Creative-writing programs are designed on the theory that students who have never published a poem can teach other students who have never published a poem how to write a publishable poem. The fruit of the theory is the writing workshop, a combination of ritual scarring and twelve-on-one group therapy where aspiring writers offer their views of the efforts of other aspiring writers. . . The workshop is a process, an unscripted performance space, a regime for forcing people to do two things that are fundamentally contrary to human nature: actually write stuff (as opposed planning to write stuff very, very soon), and then sit there while strangers tear it apart.
I cackled to myself while reading this snarky introductory paragraph (italics mine) to Louis Menand’s essay about creative writing programs in the summer fiction issue of The New Yorker, particularly the last sentence, as it was so apropos of my recent reluctance to blog. Because I have indeed been planning to write, very, very soon . . . for at least the past three weeks!
I have been hesitant to write of my recent personal goings-on (largely internal and emotional as they are) with too much explicitness, or indeed, at all, on this website. Part of it is that I want to “retain my reticences” about certain things, as Anne Truitt puts it, and another part has to do with the fact that, although I have never been much for journal writing, or journaling as people call it these days—a noun-into-verbage that I particularly dislike—whenever I have reread things I have written in the past at times of stress or unhappiness, I have cringed. I find it terribly embarrassing to relive the travails of my earlier self. It all seems so hot and heavy and labored, and I can’t believe, now, that I got so worked up about it, having passed through whatever it was that seemed so all-consuming at the time, relatively unscathed, or at least enrichingly scathed.
So I haven’t written here in a long time because I haven’t known what to write about if not what is truly going on in my mind and heart, which has been much painful wrestling with the role painting plays in my life and work, and how I might decide to make some changes to that, which has been hard to think about and scary to talk about. When you've invested 10 years of your life and your whole identity into one thing, it's both liberating and gut-wrenching to contemplate loosening your grip on it, even a little. I’m not so much incorrigibly honest by choice as bad at dissimulation by nature, a characteristic which is occasionally inconvenient, but on the whole it’s more comfortable to be truthful, I find.
At any rate, as scary and potentially regret-inducing as writing candidly and exposing oneself to scrutiny on a blog is, one potential upside is the effect that the medium has on the writing process, in that that it forces me to write more carefully and to analyze my own emotions more critically, to not simply succumb to the gush and flow of uninterrupted id as one can do in a private notebook. To be, in effect, a tad more dispassionate about the facts of my own life, a detachment which, if it can be attained, I find beneficial. To basically get over myself, maybe a little tiny bit.

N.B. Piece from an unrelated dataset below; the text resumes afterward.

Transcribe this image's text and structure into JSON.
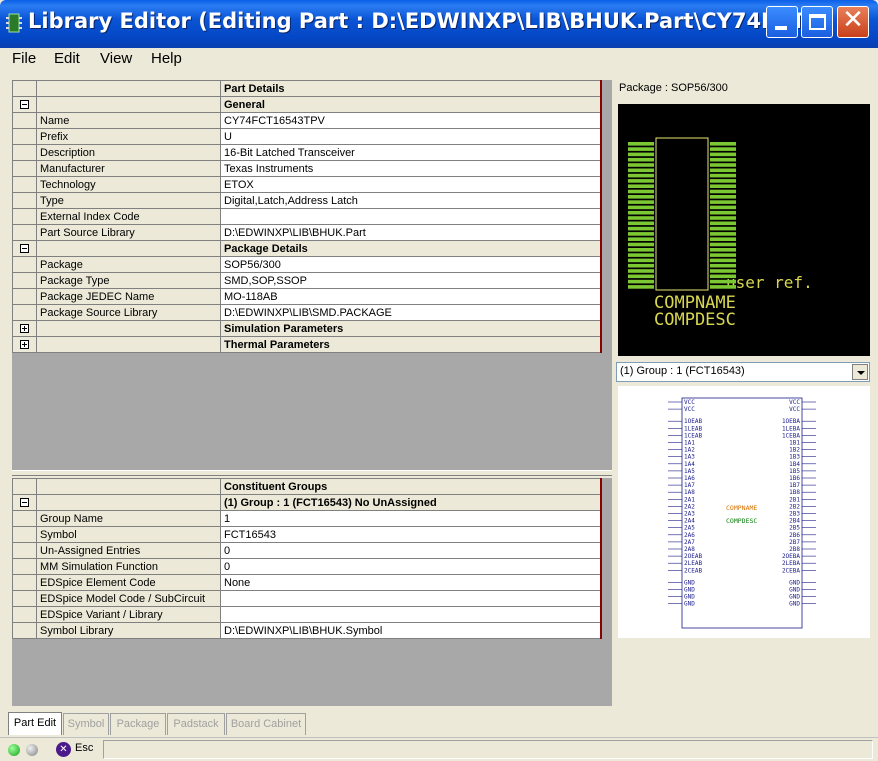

But while I’m working up to writing about all this, I might also mention that I haven’t been paying my studio practice very much attention recently because I’ve become completely obsessed by a new love.
I’ve been cheating on my studio with my sewing machine, a sturdy vintage Singer, made between 1958 and 1962, bought for $20 on Craigslist, and going strong after a bit of a tune up. It occurred to me one day that I really liked quilts, and that they didn’t seem that different from paintings, actually, in that they have the same lowest common denominator: fundamentally, they are arrangements of colored shapes within a rectangle, whether constructed with fabric or painted with pigments. And I thought, I could do that. And decided to learn.
So I found my sewing machine, and then before I could decide on a quilt pattern I fell in love with this fabric, and decided to make a dress.
This has eaten up the past several weeks of my life, because I have had to teach myself sewing from the ground up, with the aid of several reference books and my laptop open next to the sewing machine so I can google things like “how to cut out a pattern” and “how to gather” and “seam-allowance” and “fusible interfacing.” I was saved from much unhappiness by my mother’s suggestion that I make the dress first in a cheap muslin before cutting up my pretty fabric. This proved invaluable, as I had to remake every part of the dress several times before I understood what the cryptic pattern instructions wanted me to do. BUT . . . I am almost done! And it looks pretty good. The final hurdle is the installation of an invisible zipper in the back of the dress, a feat which I plan to attempt now that I have my new zipper foot.
We live in a teeny doll’s house, and for the past several weeks my sewing apparatus and accoutrements have utterly overtaken the all-purpose front room and strewn it with detritus. My sweet husband, who is generally the non-neurotic member of our union has just one phobia: a fear of stepping on sharp objects, which is justified by his several experiences of stepping on glass and needing stitches in the soles of his feet. And as they are an unavoidably necessary component of sewing, there are a lot of sharp, pointy pins scattered around our house right now. I have tried to keep track of them, but Moby-the-cat just loves to play with them and bat them around.
Anyway: Dave, Painting: the dress is almost finished, and life will return to normal, pins safely back in their lidded container, and me to my studio.